[Entries from a dataset of interfaces]

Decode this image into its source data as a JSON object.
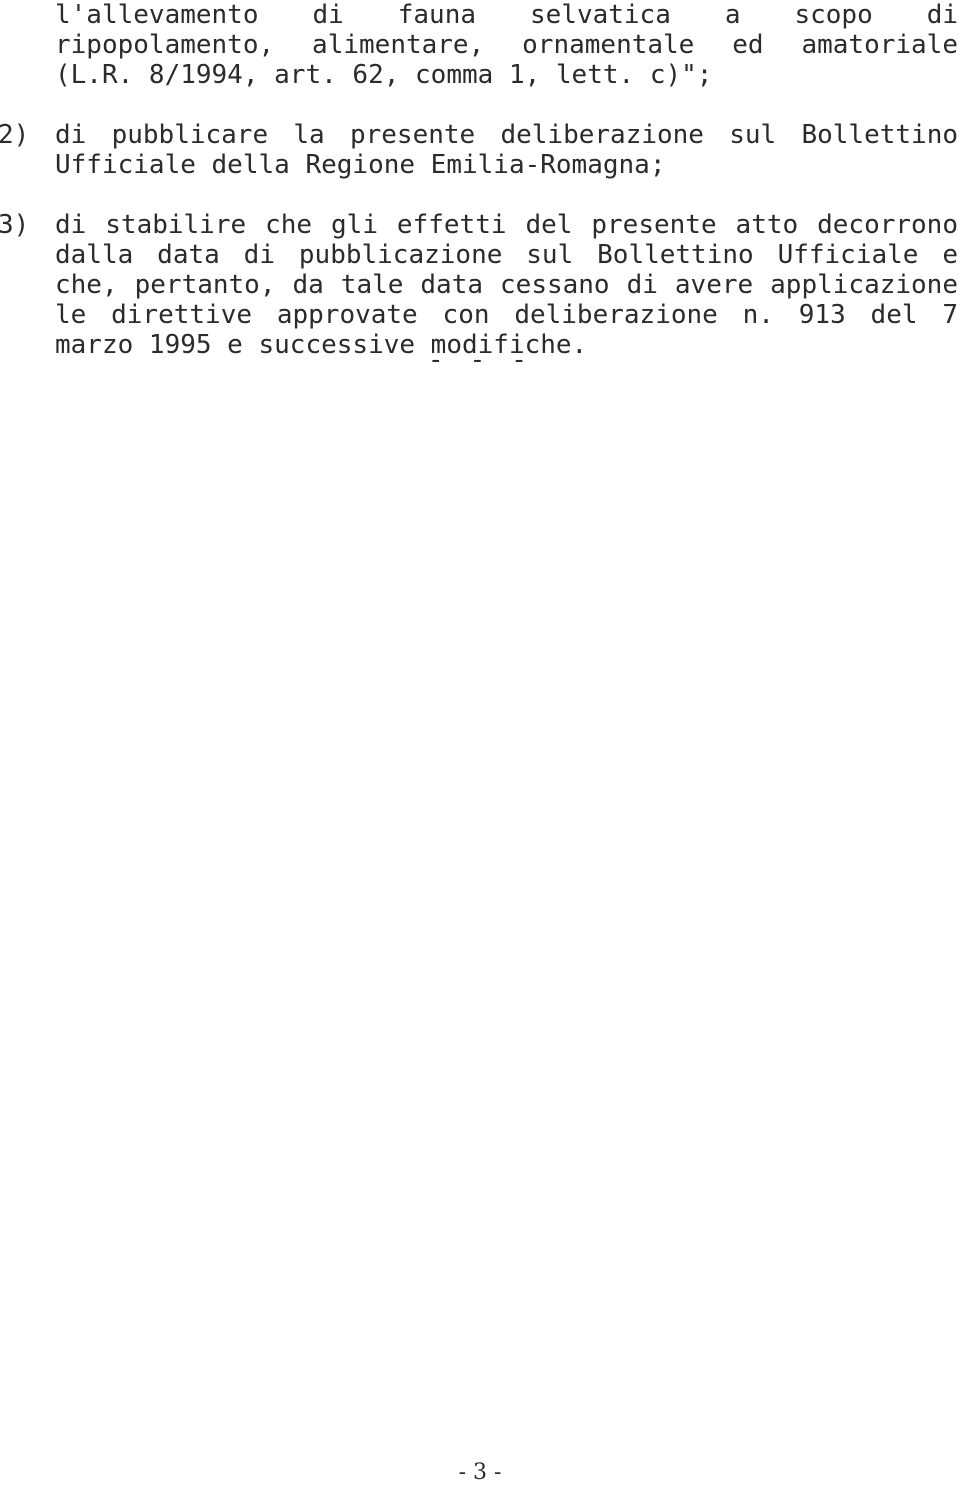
{
  "document": {
    "page_number_label": "- 3 -",
    "separator_mark": "- - -",
    "blocks": [
      {
        "kind": "continuation-paragraph",
        "marker": "",
        "lines": [
          {
            "text": "l'allevamento di fauna selvatica a scopo di",
            "justified": true
          },
          {
            "text": "ripopolamento, alimentare, ornamentale ed amatoriale",
            "justified": true
          },
          {
            "text": "(L.R. 8/1994, art. 62, comma 1, lett. c)\";",
            "justified": false
          }
        ]
      },
      {
        "kind": "numbered-item",
        "marker": "2)",
        "lines": [
          {
            "text": "di pubblicare la presente deliberazione sul Bollettino",
            "justified": true
          },
          {
            "text": "Ufficiale della Regione Emilia-Romagna;",
            "justified": false
          }
        ]
      },
      {
        "kind": "numbered-item",
        "marker": "3)",
        "lines": [
          {
            "text": "di stabilire che gli effetti del presente atto decorrono",
            "justified": true
          },
          {
            "text": "dalla data di pubblicazione sul Bollettino Ufficiale e",
            "justified": true
          },
          {
            "text": "che, pertanto, da tale data cessano di avere applicazione",
            "justified": true
          },
          {
            "text": "le direttive approvate con deliberazione n. 913 del 7",
            "justified": true
          },
          {
            "text": "marzo 1995 e successive modifiche.",
            "justified": false
          }
        ]
      }
    ]
  }
}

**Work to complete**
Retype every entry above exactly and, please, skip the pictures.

**Worked solution**
Decode this image into its source data as a JSON object.
{
  "document": {
    "page_number_label": "- 3 -",
    "separator_mark": "- - -",
    "blocks": [
      {
        "kind": "continuation-paragraph",
        "marker": "",
        "lines": [
          {
            "text": "l'allevamento di fauna selvatica a scopo di",
            "justified": true
          },
          {
            "text": "ripopolamento, alimentare, ornamentale ed amatoriale",
            "justified": true
          },
          {
            "text": "(L.R. 8/1994, art. 62, comma 1, lett. c)\";",
            "justified": false
          }
        ]
      },
      {
        "kind": "numbered-item",
        "marker": "2)",
        "lines": [
          {
            "text": "di pubblicare la presente deliberazione sul Bollettino",
            "justified": true
          },
          {
            "text": "Ufficiale della Regione Emilia-Romagna;",
            "justified": false
          }
        ]
      },
      {
        "kind": "numbered-item",
        "marker": "3)",
        "lines": [
          {
            "text": "di stabilire che gli effetti del presente atto decorrono",
            "justified": true
          },
          {
            "text": "dalla data di pubblicazione sul Bollettino Ufficiale e",
            "justified": true
          },
          {
            "text": "che, pertanto, da tale data cessano di avere applicazione",
            "justified": true
          },
          {
            "text": "le direttive approvate con deliberazione n. 913 del 7",
            "justified": true
          },
          {
            "text": "marzo 1995 e successive modifiche.",
            "justified": false
          }
        ]
      }
    ]
  }
}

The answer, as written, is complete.